Work order: Please repeat all of the records, keeping every word unchanged.

Data:
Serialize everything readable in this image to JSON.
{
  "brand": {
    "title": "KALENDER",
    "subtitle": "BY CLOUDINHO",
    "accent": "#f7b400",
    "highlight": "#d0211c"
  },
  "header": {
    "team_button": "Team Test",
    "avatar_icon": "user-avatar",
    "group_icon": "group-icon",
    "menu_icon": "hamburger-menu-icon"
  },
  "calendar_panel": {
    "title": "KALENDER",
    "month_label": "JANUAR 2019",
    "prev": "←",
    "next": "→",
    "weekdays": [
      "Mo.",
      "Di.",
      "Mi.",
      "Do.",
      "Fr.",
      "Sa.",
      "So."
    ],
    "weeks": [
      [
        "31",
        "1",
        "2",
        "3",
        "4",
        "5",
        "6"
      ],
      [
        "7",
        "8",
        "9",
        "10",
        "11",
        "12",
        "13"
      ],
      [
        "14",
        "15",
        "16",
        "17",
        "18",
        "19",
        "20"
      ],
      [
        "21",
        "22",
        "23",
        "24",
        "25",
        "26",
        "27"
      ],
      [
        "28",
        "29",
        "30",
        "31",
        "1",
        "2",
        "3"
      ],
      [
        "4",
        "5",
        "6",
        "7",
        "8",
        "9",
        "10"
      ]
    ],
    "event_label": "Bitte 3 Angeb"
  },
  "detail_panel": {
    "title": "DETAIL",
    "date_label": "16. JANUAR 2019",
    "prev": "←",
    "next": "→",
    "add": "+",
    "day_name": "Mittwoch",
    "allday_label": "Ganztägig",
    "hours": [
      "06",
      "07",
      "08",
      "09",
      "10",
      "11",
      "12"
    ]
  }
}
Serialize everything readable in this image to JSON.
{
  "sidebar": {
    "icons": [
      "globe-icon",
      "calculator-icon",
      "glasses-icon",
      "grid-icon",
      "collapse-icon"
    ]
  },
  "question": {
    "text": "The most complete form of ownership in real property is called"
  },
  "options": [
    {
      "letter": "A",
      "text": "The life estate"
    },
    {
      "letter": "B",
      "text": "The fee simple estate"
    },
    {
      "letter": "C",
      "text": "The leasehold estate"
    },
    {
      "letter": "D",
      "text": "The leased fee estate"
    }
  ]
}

Reply:
Serialize everything readable in this image to JSON.
{
  "brand": {
    "title": "KALENDER",
    "subtitle": "BY CLOUDINHO",
    "accent": "#f7b400",
    "highlight": "#d0211c"
  },
  "header": {
    "team_button": "Team Test",
    "avatar_icon": "user-avatar",
    "group_icon": "group-icon",
    "menu_icon": "hamburger-menu-icon"
  },
  "calendar_panel": {
    "title": "KALENDER",
    "month_label": "JANUAR 2019",
    "prev": "←",
    "next": "→",
    "weekdays": [
      "Mo.",
      "Di.",
      "Mi.",
      "Do.",
      "Fr.",
      "Sa.",
      "So."
    ],
    "weeks": [
      [
        "31",
        "1",
        "2",
        "3",
        "4",
        "5",
        "6"
      ],
      [
        "7",
        "8",
        "9",
        "10",
        "11",
        "12",
        "13"
      ],
      [
        "14",
        "15",
        "16",
        "17",
        "18",
        "19",
        "20"
      ],
      [
        "21",
        "22",
        "23",
        "24",
        "25",
        "26",
        "27"
      ],
      [
        "28",
        "29",
        "30",
        "31",
        "1",
        "2",
        "3"
      ],
      [
        "4",
        "5",
        "6",
        "7",
        "8",
        "9",
        "10"
      ]
    ],
    "event_label": "Bitte 3 Angeb"
  },
  "detail_panel": {
    "title": "DETAIL",
    "date_label": "16. JANUAR 2019",
    "prev": "←",
    "next": "→",
    "add": "+",
    "day_name": "Mittwoch",
    "allday_label": "Ganztägig",
    "hours": [
      "06",
      "07",
      "08",
      "09",
      "10",
      "11",
      "12"
    ]
  }
}
Serialize everything readable in this image to JSON.
{
  "sidebar": {
    "icons": [
      "globe-icon",
      "calculator-icon",
      "glasses-icon",
      "grid-icon",
      "collapse-icon"
    ]
  },
  "question": {
    "text": "The most complete form of ownership in real property is called"
  },
  "options": [
    {
      "letter": "A",
      "text": "The life estate"
    },
    {
      "letter": "B",
      "text": "The fee simple estate"
    },
    {
      "letter": "C",
      "text": "The leasehold estate"
    },
    {
      "letter": "D",
      "text": "The leased fee estate"
    }
  ]
}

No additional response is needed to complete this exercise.